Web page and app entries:

• • • • • • •

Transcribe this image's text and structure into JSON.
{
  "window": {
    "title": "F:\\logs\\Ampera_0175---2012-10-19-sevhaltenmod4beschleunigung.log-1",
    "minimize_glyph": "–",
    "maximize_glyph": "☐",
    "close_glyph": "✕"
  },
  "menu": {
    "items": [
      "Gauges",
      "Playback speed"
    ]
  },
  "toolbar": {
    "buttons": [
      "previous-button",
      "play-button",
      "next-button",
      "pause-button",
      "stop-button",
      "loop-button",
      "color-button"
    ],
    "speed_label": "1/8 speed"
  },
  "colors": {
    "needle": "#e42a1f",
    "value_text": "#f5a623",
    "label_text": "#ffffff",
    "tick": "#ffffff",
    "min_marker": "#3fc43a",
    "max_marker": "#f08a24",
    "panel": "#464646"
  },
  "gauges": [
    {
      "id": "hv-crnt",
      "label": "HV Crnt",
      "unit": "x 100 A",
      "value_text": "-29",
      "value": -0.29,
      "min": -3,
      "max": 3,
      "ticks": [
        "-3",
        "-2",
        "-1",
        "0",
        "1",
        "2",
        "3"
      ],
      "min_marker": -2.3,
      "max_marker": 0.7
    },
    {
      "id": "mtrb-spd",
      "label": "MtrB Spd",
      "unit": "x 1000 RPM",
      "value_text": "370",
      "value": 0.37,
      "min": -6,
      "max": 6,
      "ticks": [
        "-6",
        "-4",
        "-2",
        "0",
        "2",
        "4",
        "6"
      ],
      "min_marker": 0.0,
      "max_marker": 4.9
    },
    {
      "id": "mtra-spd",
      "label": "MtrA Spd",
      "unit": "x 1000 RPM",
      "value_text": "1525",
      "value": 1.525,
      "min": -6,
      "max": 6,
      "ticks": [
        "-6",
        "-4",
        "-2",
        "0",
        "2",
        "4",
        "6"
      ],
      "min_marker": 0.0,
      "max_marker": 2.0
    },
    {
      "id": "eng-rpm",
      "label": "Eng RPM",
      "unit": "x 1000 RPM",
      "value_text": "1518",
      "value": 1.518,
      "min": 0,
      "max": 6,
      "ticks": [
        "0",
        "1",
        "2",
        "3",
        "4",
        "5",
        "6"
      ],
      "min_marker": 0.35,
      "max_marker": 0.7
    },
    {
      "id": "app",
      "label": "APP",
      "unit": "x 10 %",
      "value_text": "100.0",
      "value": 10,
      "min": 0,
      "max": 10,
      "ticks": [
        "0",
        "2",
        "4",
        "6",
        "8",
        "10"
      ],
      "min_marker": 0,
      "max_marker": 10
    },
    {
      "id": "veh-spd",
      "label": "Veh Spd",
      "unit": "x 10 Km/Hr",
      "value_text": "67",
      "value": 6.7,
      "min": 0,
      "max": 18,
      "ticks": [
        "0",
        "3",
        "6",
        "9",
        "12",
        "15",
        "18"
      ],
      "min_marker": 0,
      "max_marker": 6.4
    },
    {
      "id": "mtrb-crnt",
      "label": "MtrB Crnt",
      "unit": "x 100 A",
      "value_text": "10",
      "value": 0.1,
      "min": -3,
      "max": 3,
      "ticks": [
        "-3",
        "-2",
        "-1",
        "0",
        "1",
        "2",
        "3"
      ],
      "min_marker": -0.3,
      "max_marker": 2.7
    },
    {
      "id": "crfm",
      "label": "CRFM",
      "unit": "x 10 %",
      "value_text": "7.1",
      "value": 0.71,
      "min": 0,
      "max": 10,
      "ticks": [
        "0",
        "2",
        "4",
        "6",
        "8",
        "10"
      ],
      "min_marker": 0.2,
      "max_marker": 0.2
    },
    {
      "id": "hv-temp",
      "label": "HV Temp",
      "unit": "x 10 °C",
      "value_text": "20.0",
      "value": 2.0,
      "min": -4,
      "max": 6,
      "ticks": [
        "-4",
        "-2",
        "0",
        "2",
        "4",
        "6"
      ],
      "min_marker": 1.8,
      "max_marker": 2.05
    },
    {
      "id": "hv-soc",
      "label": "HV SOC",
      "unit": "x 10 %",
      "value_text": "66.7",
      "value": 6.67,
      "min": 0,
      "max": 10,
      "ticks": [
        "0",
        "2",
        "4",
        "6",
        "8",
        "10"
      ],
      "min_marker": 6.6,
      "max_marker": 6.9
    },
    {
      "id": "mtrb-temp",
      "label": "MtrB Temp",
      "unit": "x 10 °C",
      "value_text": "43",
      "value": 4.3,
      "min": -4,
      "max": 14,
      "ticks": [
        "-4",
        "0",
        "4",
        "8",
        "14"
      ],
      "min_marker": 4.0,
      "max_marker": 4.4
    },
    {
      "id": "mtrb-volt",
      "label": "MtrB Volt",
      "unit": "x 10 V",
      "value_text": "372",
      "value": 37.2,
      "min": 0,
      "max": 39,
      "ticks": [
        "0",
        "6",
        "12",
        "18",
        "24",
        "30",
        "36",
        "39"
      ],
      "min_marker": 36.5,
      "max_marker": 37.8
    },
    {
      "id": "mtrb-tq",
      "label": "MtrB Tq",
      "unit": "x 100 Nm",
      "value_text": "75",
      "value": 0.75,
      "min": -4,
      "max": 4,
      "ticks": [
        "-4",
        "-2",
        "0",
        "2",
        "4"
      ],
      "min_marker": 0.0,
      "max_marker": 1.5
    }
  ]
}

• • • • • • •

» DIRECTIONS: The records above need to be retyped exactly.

» WRITTEN RESPONSE:
Transcribe this image's text and structure into JSON.
{
  "window": {
    "title": "F:\\logs\\Ampera_0175---2012-10-19-sevhaltenmod4beschleunigung.log-1",
    "minimize_glyph": "–",
    "maximize_glyph": "☐",
    "close_glyph": "✕"
  },
  "menu": {
    "items": [
      "Gauges",
      "Playback speed"
    ]
  },
  "toolbar": {
    "buttons": [
      "previous-button",
      "play-button",
      "next-button",
      "pause-button",
      "stop-button",
      "loop-button",
      "color-button"
    ],
    "speed_label": "1/8 speed"
  },
  "colors": {
    "needle": "#e42a1f",
    "value_text": "#f5a623",
    "label_text": "#ffffff",
    "tick": "#ffffff",
    "min_marker": "#3fc43a",
    "max_marker": "#f08a24",
    "panel": "#464646"
  },
  "gauges": [
    {
      "id": "hv-crnt",
      "label": "HV Crnt",
      "unit": "x 100 A",
      "value_text": "-29",
      "value": -0.29,
      "min": -3,
      "max": 3,
      "ticks": [
        "-3",
        "-2",
        "-1",
        "0",
        "1",
        "2",
        "3"
      ],
      "min_marker": -2.3,
      "max_marker": 0.7
    },
    {
      "id": "mtrb-spd",
      "label": "MtrB Spd",
      "unit": "x 1000 RPM",
      "value_text": "370",
      "value": 0.37,
      "min": -6,
      "max": 6,
      "ticks": [
        "-6",
        "-4",
        "-2",
        "0",
        "2",
        "4",
        "6"
      ],
      "min_marker": 0.0,
      "max_marker": 4.9
    },
    {
      "id": "mtra-spd",
      "label": "MtrA Spd",
      "unit": "x 1000 RPM",
      "value_text": "1525",
      "value": 1.525,
      "min": -6,
      "max": 6,
      "ticks": [
        "-6",
        "-4",
        "-2",
        "0",
        "2",
        "4",
        "6"
      ],
      "min_marker": 0.0,
      "max_marker": 2.0
    },
    {
      "id": "eng-rpm",
      "label": "Eng RPM",
      "unit": "x 1000 RPM",
      "value_text": "1518",
      "value": 1.518,
      "min": 0,
      "max": 6,
      "ticks": [
        "0",
        "1",
        "2",
        "3",
        "4",
        "5",
        "6"
      ],
      "min_marker": 0.35,
      "max_marker": 0.7
    },
    {
      "id": "app",
      "label": "APP",
      "unit": "x 10 %",
      "value_text": "100.0",
      "value": 10,
      "min": 0,
      "max": 10,
      "ticks": [
        "0",
        "2",
        "4",
        "6",
        "8",
        "10"
      ],
      "min_marker": 0,
      "max_marker": 10
    },
    {
      "id": "veh-spd",
      "label": "Veh Spd",
      "unit": "x 10 Km/Hr",
      "value_text": "67",
      "value": 6.7,
      "min": 0,
      "max": 18,
      "ticks": [
        "0",
        "3",
        "6",
        "9",
        "12",
        "15",
        "18"
      ],
      "min_marker": 0,
      "max_marker": 6.4
    },
    {
      "id": "mtrb-crnt",
      "label": "MtrB Crnt",
      "unit": "x 100 A",
      "value_text": "10",
      "value": 0.1,
      "min": -3,
      "max": 3,
      "ticks": [
        "-3",
        "-2",
        "-1",
        "0",
        "1",
        "2",
        "3"
      ],
      "min_marker": -0.3,
      "max_marker": 2.7
    },
    {
      "id": "crfm",
      "label": "CRFM",
      "unit": "x 10 %",
      "value_text": "7.1",
      "value": 0.71,
      "min": 0,
      "max": 10,
      "ticks": [
        "0",
        "2",
        "4",
        "6",
        "8",
        "10"
      ],
      "min_marker": 0.2,
      "max_marker": 0.2
    },
    {
      "id": "hv-temp",
      "label": "HV Temp",
      "unit": "x 10 °C",
      "value_text": "20.0",
      "value": 2.0,
      "min": -4,
      "max": 6,
      "ticks": [
        "-4",
        "-2",
        "0",
        "2",
        "4",
        "6"
      ],
      "min_marker": 1.8,
      "max_marker": 2.05
    },
    {
      "id": "hv-soc",
      "label": "HV SOC",
      "unit": "x 10 %",
      "value_text": "66.7",
      "value": 6.67,
      "min": 0,
      "max": 10,
      "ticks": [
        "0",
        "2",
        "4",
        "6",
        "8",
        "10"
      ],
      "min_marker": 6.6,
      "max_marker": 6.9
    },
    {
      "id": "mtrb-temp",
      "label": "MtrB Temp",
      "unit": "x 10 °C",
      "value_text": "43",
      "value": 4.3,
      "min": -4,
      "max": 14,
      "ticks": [
        "-4",
        "0",
        "4",
        "8",
        "14"
      ],
      "min_marker": 4.0,
      "max_marker": 4.4
    },
    {
      "id": "mtrb-volt",
      "label": "MtrB Volt",
      "unit": "x 10 V",
      "value_text": "372",
      "value": 37.2,
      "min": 0,
      "max": 39,
      "ticks": [
        "0",
        "6",
        "12",
        "18",
        "24",
        "30",
        "36",
        "39"
      ],
      "min_marker": 36.5,
      "max_marker": 37.8
    },
    {
      "id": "mtrb-tq",
      "label": "MtrB Tq",
      "unit": "x 100 Nm",
      "value_text": "75",
      "value": 0.75,
      "min": -4,
      "max": 4,
      "ticks": [
        "-4",
        "-2",
        "0",
        "2",
        "4"
      ],
      "min_marker": 0.0,
      "max_marker": 1.5
    }
  ]
}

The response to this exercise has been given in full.